WHAT YOU WILL DO>
The entries that follow should be duplicated in full, without a single alteration.

[Stored dataset items]

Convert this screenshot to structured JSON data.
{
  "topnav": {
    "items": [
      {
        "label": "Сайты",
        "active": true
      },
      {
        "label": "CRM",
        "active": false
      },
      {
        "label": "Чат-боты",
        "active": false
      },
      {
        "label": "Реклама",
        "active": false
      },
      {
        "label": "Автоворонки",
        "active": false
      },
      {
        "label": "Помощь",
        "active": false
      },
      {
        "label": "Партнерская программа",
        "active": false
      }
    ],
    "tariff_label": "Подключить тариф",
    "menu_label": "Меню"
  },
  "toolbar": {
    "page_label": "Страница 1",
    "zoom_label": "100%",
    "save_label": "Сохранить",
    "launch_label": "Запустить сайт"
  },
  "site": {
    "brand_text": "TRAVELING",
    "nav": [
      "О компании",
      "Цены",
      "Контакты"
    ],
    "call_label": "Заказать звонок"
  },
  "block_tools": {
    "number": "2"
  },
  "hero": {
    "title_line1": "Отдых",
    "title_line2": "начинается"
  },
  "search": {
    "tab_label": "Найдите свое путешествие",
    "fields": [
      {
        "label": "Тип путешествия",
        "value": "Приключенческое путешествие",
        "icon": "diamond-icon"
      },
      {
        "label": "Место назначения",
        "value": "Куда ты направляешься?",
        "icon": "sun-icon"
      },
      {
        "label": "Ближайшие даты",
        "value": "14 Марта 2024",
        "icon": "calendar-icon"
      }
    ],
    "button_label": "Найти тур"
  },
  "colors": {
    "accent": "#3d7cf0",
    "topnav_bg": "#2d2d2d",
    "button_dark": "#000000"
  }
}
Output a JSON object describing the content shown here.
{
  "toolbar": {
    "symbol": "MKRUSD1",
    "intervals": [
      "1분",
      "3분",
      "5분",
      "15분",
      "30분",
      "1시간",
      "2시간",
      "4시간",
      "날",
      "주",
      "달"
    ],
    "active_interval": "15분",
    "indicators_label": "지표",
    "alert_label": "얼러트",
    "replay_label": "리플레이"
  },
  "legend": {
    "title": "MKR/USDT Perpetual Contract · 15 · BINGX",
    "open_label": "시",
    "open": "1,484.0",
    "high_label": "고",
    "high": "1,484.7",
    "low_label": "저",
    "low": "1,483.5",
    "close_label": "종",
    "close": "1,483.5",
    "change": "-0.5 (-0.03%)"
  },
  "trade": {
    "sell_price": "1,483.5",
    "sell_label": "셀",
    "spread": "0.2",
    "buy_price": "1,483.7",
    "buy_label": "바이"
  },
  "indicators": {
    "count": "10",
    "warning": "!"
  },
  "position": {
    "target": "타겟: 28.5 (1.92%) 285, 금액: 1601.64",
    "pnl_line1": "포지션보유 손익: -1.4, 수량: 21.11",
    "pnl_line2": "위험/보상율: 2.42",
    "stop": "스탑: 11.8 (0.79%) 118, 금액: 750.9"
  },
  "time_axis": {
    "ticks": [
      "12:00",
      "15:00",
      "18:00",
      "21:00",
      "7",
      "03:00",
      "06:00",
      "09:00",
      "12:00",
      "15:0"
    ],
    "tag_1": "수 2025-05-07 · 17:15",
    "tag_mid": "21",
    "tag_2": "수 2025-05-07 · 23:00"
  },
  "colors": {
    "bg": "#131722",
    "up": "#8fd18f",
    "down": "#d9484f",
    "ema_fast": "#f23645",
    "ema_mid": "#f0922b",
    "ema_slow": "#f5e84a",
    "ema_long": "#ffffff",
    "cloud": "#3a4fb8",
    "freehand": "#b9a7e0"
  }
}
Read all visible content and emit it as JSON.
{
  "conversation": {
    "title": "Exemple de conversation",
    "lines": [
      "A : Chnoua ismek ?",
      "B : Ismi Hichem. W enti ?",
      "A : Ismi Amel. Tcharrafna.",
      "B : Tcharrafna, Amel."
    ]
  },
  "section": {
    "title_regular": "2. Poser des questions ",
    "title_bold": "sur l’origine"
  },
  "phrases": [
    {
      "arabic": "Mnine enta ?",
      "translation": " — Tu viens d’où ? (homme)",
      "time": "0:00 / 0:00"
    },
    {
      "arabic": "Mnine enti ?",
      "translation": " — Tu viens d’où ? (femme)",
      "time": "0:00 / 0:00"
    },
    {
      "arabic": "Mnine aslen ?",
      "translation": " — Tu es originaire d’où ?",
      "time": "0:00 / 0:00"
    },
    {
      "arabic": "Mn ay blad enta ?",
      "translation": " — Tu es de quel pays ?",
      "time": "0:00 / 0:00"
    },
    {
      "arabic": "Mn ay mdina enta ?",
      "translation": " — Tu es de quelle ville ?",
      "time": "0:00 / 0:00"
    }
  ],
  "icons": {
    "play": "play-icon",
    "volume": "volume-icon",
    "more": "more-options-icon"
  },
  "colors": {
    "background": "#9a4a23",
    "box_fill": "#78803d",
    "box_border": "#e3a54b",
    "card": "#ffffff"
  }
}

TASK SOLUTION>
Convert this screenshot to structured JSON data.
{
  "topnav": {
    "items": [
      {
        "label": "Сайты",
        "active": true
      },
      {
        "label": "CRM",
        "active": false
      },
      {
        "label": "Чат-боты",
        "active": false
      },
      {
        "label": "Реклама",
        "active": false
      },
      {
        "label": "Автоворонки",
        "active": false
      },
      {
        "label": "Помощь",
        "active": false
      },
      {
        "label": "Партнерская программа",
        "active": false
      }
    ],
    "tariff_label": "Подключить тариф",
    "menu_label": "Меню"
  },
  "toolbar": {
    "page_label": "Страница 1",
    "zoom_label": "100%",
    "save_label": "Сохранить",
    "launch_label": "Запустить сайт"
  },
  "site": {
    "brand_text": "TRAVELING",
    "nav": [
      "О компании",
      "Цены",
      "Контакты"
    ],
    "call_label": "Заказать звонок"
  },
  "block_tools": {
    "number": "2"
  },
  "hero": {
    "title_line1": "Отдых",
    "title_line2": "начинается"
  },
  "search": {
    "tab_label": "Найдите свое путешествие",
    "fields": [
      {
        "label": "Тип путешествия",
        "value": "Приключенческое путешествие",
        "icon": "diamond-icon"
      },
      {
        "label": "Место назначения",
        "value": "Куда ты направляешься?",
        "icon": "sun-icon"
      },
      {
        "label": "Ближайшие даты",
        "value": "14 Марта 2024",
        "icon": "calendar-icon"
      }
    ],
    "button_label": "Найти тур"
  },
  "colors": {
    "accent": "#3d7cf0",
    "topnav_bg": "#2d2d2d",
    "button_dark": "#000000"
  }
}
Output a JSON object describing the content shown here.
{
  "toolbar": {
    "symbol": "MKRUSD1",
    "intervals": [
      "1분",
      "3분",
      "5분",
      "15분",
      "30분",
      "1시간",
      "2시간",
      "4시간",
      "날",
      "주",
      "달"
    ],
    "active_interval": "15분",
    "indicators_label": "지표",
    "alert_label": "얼러트",
    "replay_label": "리플레이"
  },
  "legend": {
    "title": "MKR/USDT Perpetual Contract · 15 · BINGX",
    "open_label": "시",
    "open": "1,484.0",
    "high_label": "고",
    "high": "1,484.7",
    "low_label": "저",
    "low": "1,483.5",
    "close_label": "종",
    "close": "1,483.5",
    "change": "-0.5 (-0.03%)"
  },
  "trade": {
    "sell_price": "1,483.5",
    "sell_label": "셀",
    "spread": "0.2",
    "buy_price": "1,483.7",
    "buy_label": "바이"
  },
  "indicators": {
    "count": "10",
    "warning": "!"
  },
  "position": {
    "target": "타겟: 28.5 (1.92%) 285, 금액: 1601.64",
    "pnl_line1": "포지션보유 손익: -1.4, 수량: 21.11",
    "pnl_line2": "위험/보상율: 2.42",
    "stop": "스탑: 11.8 (0.79%) 118, 금액: 750.9"
  },
  "time_axis": {
    "ticks": [
      "12:00",
      "15:00",
      "18:00",
      "21:00",
      "7",
      "03:00",
      "06:00",
      "09:00",
      "12:00",
      "15:0"
    ],
    "tag_1": "수 2025-05-07 · 17:15",
    "tag_mid": "21",
    "tag_2": "수 2025-05-07 · 23:00"
  },
  "colors": {
    "bg": "#131722",
    "up": "#8fd18f",
    "down": "#d9484f",
    "ema_fast": "#f23645",
    "ema_mid": "#f0922b",
    "ema_slow": "#f5e84a",
    "ema_long": "#ffffff",
    "cloud": "#3a4fb8",
    "freehand": "#b9a7e0"
  }
}
Read all visible content and emit it as JSON.
{
  "conversation": {
    "title": "Exemple de conversation",
    "lines": [
      "A : Chnoua ismek ?",
      "B : Ismi Hichem. W enti ?",
      "A : Ismi Amel. Tcharrafna.",
      "B : Tcharrafna, Amel."
    ]
  },
  "section": {
    "title_regular": "2. Poser des questions ",
    "title_bold": "sur l’origine"
  },
  "phrases": [
    {
      "arabic": "Mnine enta ?",
      "translation": " — Tu viens d’où ? (homme)",
      "time": "0:00 / 0:00"
    },
    {
      "arabic": "Mnine enti ?",
      "translation": " — Tu viens d’où ? (femme)",
      "time": "0:00 / 0:00"
    },
    {
      "arabic": "Mnine aslen ?",
      "translation": " — Tu es originaire d’où ?",
      "time": "0:00 / 0:00"
    },
    {
      "arabic": "Mn ay blad enta ?",
      "translation": " — Tu es de quel pays ?",
      "time": "0:00 / 0:00"
    },
    {
      "arabic": "Mn ay mdina enta ?",
      "translation": " — Tu es de quelle ville ?",
      "time": "0:00 / 0:00"
    }
  ],
  "icons": {
    "play": "play-icon",
    "volume": "volume-icon",
    "more": "more-options-icon"
  },
  "colors": {
    "background": "#9a4a23",
    "box_fill": "#78803d",
    "box_border": "#e3a54b",
    "card": "#ffffff"
  }
}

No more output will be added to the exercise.